— WHAT THE TASK REQUIRES —
Check each line of the records for "value"; collect those that have it.

====== INFORMATION PROVIDED ======

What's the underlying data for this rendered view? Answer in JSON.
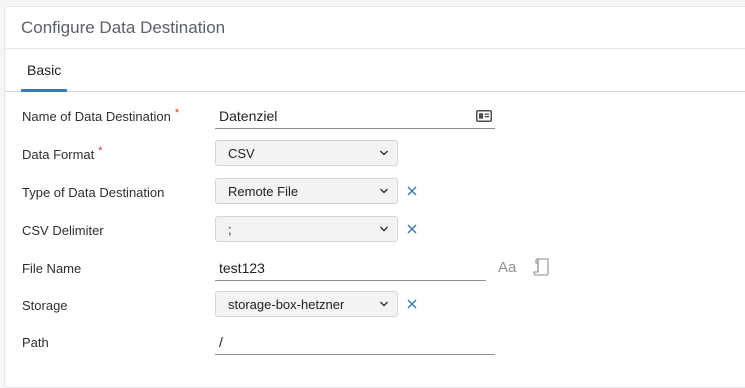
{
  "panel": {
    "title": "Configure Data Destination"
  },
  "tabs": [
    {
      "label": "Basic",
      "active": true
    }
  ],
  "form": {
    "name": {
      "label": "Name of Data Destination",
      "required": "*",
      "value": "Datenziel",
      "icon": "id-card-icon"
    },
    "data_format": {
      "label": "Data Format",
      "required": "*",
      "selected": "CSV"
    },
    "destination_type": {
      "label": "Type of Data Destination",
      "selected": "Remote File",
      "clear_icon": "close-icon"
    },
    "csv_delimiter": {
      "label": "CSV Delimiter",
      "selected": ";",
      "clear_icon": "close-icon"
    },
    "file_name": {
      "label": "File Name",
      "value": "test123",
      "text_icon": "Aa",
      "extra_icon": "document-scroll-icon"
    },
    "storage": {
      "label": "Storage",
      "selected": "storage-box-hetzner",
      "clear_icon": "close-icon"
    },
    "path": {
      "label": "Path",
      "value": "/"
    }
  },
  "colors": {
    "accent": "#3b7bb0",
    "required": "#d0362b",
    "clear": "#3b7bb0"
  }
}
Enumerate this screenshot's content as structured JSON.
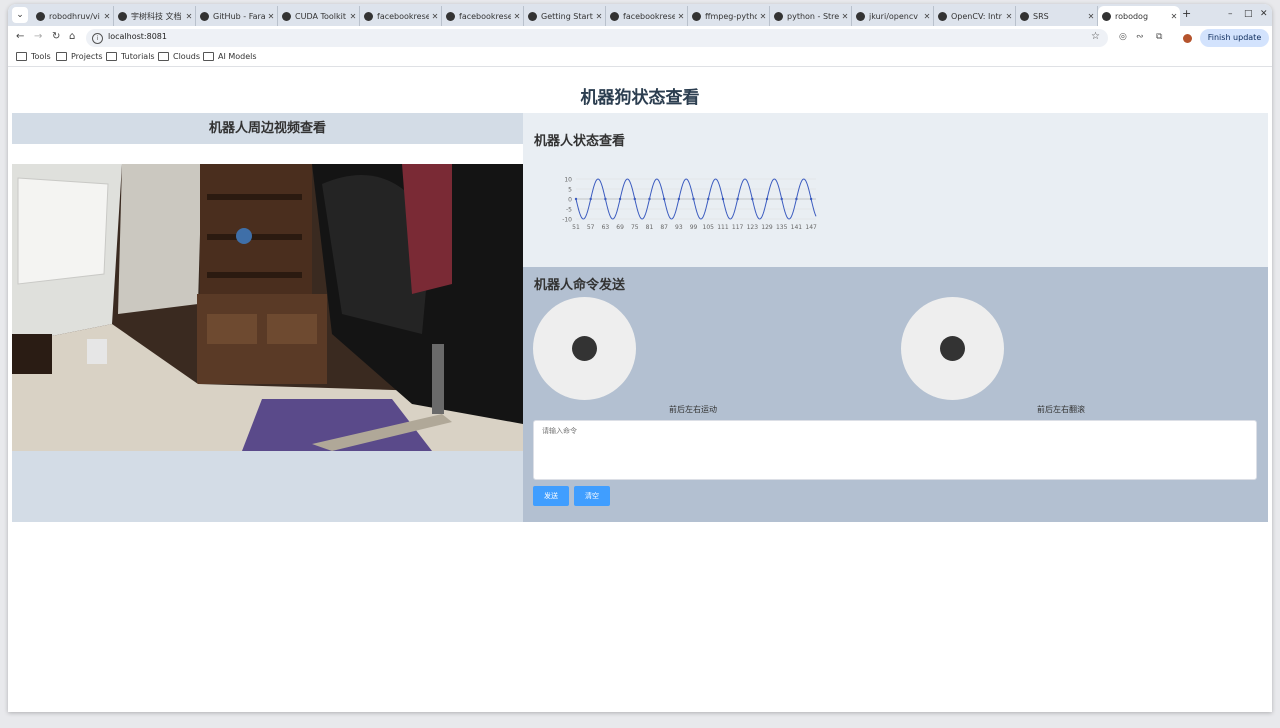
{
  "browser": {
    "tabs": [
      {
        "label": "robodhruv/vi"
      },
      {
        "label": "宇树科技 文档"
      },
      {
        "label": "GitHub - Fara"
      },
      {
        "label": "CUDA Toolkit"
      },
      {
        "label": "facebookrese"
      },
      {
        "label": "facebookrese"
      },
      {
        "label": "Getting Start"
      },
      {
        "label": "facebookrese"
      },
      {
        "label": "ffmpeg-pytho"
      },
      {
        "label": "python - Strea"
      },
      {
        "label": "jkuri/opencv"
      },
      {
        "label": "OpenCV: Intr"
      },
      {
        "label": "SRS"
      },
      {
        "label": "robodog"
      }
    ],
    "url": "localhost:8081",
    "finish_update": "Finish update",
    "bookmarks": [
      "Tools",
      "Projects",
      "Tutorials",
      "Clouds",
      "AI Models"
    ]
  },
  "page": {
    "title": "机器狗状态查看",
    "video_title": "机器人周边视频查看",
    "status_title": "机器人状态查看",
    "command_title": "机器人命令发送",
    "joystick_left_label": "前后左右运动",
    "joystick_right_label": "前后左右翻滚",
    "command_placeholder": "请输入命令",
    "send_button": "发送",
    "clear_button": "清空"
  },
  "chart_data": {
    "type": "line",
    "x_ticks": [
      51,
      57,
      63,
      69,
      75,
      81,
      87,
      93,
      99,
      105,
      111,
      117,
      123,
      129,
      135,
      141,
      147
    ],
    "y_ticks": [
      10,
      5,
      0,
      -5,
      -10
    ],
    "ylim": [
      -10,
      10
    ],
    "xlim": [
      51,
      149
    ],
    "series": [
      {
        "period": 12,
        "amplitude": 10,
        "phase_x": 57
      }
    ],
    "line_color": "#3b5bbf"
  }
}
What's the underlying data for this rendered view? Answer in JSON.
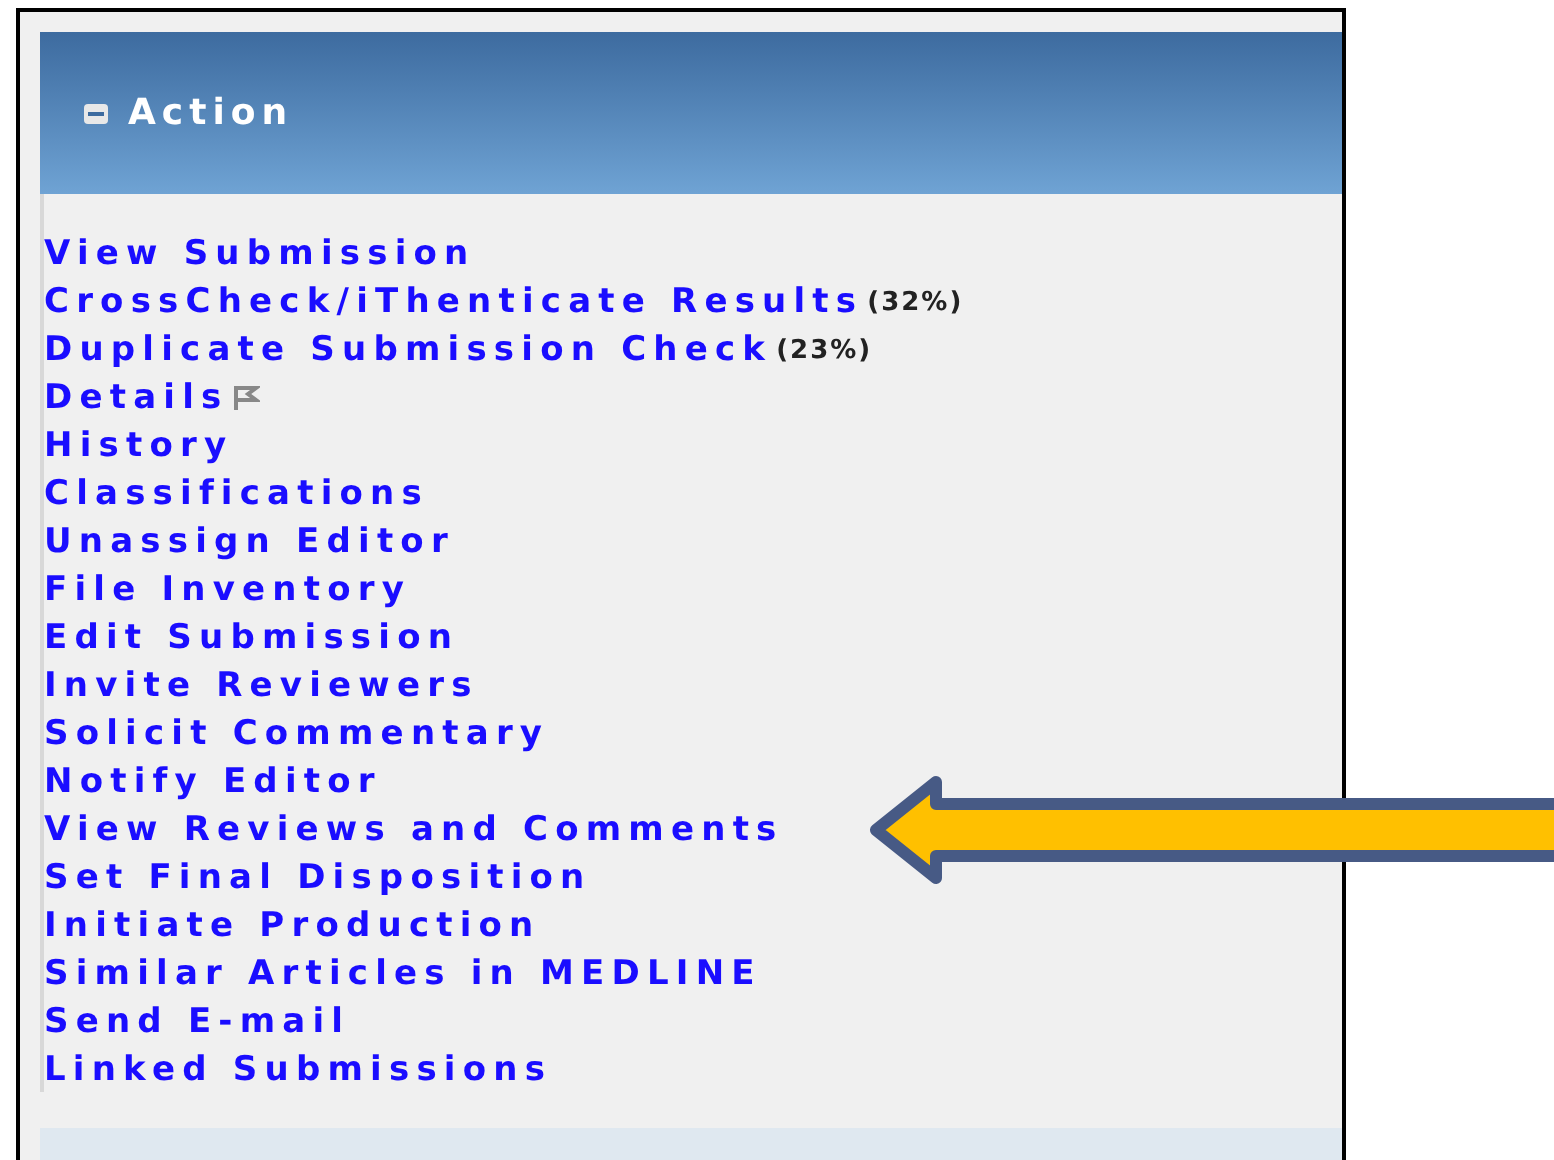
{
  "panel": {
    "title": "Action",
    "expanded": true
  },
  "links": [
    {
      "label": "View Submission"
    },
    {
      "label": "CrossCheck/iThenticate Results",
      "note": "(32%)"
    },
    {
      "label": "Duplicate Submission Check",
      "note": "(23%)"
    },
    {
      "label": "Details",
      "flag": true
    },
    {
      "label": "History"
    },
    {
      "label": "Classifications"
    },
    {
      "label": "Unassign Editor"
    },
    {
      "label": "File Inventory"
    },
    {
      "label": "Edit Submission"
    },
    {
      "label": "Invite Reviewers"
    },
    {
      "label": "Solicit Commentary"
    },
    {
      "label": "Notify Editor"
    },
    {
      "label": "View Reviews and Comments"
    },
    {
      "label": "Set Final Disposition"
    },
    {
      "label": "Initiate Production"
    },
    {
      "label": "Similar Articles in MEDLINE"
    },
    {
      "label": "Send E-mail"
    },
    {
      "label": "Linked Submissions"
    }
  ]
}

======

— RESULT —
      "value": "Datenziel",
      "value": "test123",
      "value": "/"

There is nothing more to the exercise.